Ultrasound-accelerated thrombolysis offers the optimal treatment strategy for most patients with submassive PE and for a small subset of patients with massive PE who are hemodynamically stable enough to undergo the procedure. The only patients who are not good candidates for ultrasound-enhanced thrombolysis are those who have an absolute contraindication to tPA, such as patients with active gastrointestinal (GI) bleeding or those who have undergone a major surgery within the prior week. We have, however, treated patients two weeks post-operatively without inducing any bleeding complications, because of the low dose of tPA we use. The procedure is also not indicated for patients who are hypercoagulable due to metastatic cancer, or for patients with a life expectancy of less than 3 months.
Although the procedure has had an excellent safety profile in our patients, we will soon begin a clinical trial sponsored by EKOS Corporation, OPTALYSE PE (Optimum Duration of Acoustic Pulse Thrombolysis Procedure in Acute Pulmonary Embolism), to determine whether we can achieve the same results with even less tPA and a shorter infusion time. The four- to five-arm study will vary the amount of tPA and therapy time to find the optimal protocol.
- Guyatt GH, Akl EA, Crowther M, Gutterman DD, Schuünemann HJ; American College of Chest Physicians Antithrombotic Therapy and Prevention of Thrombosis Panel. Executive summary: Antithrombotic Therapy and Prevention of Thrombosis, 9th ed: American College of Chest Physicians Evidence-Based Clinical Practice Guidelines. Chest. 2012 Feb; 141(2 Suppl): 7S-47S. doi: 10.1378/chest.1412S3.
- Meyer G, Vicaut E, Danays T, Agnelli G, Becattini C, Beyer-Westendorf J, et al; PEITHO Investigators. Fibrinolysis for patients with intermediate-risk pulmonary embolism.
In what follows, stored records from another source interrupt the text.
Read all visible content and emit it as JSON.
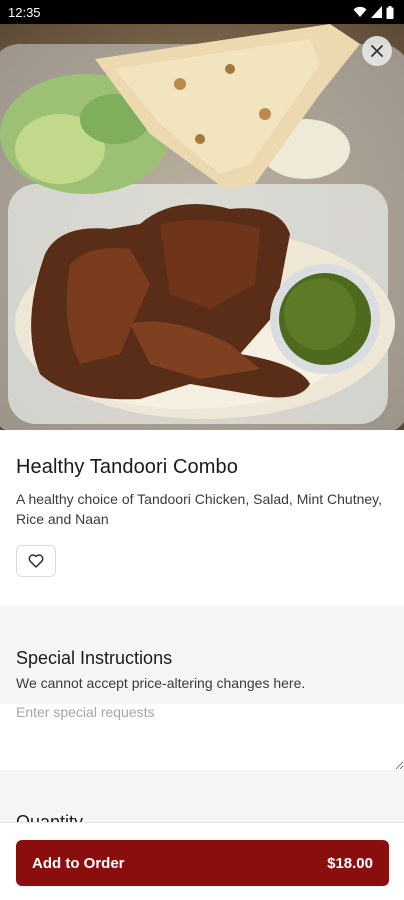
{
  "status_bar": {
    "time": "12:35"
  },
  "item": {
    "title": "Healthy Tandoori Combo",
    "description": "A healthy choice of Tandoori Chicken, Salad, Mint Chutney, Rice and Naan"
  },
  "special_instructions": {
    "title": "Special Instructions",
    "subtitle": "We cannot accept price-altering changes here.",
    "placeholder": "Enter special requests"
  },
  "quantity": {
    "title": "Quantity"
  },
  "order_button": {
    "label": "Add to Order",
    "price": "$18.00"
  },
  "colors": {
    "accent": "#8b0e0e",
    "section_bg": "#f6f6f6"
  }
}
N Engl J Med. 2014; 370(15): 1402-1411.
- van der Meer RW, Pattynama PM, van Strijen MJ, van den Berg-Huijsmans AA, Hartmann IJ, Putter H, de Roos A, Huisman MV. Right ventricular dysfunction and pulmonary obstruction index at helical CT: prediction of clinical outcome during 3-month follow-up in patients with acute pulmonary embolism. Radiology. 2005 Jun; 235(3): 798-803.
- Konstantinides SV. 2014 ESC Guidelines on the diagnosis and management of acute pulmonary embolism. Eur Heart J. 2014 Dec 1; 35(45): 3145-3146. doi: 10.1093/eurheartj/ehu393.
- Aujesky D, Stone RA, Kim S, Crick EJ, Fine MJ. Length of hospital stay and postdischarge mortality in patients with pulmonary embolism: a statewide perspective. Arch Intern Med. 2008 Apr 14; 168(7): 706-712. doi: 10.1001/archinte.168.7.706.
- Pengo V, Lensing AW, Prins MH, Marchiori A, Davidson BL, Tiozzo F, Albanese P, Biasiolo A, Pegoraro C, Iliceto S, Prandoni P; Thromboembolic Pulmonary Hypertension Study Group. Incidence of chronic thromboembolic pulmonary hypertension after pulmonary embolism. N Engl J Med. 2004 May 27; 350(22): 2257-2264.
- Piazza G, Goldhaber SZ. Chronic thromboembolic pulmonary hypertension. N Engl J Med. 2011 Jan 27; 364(4): 351-360. doi: 10.1056/NEJMra0910203.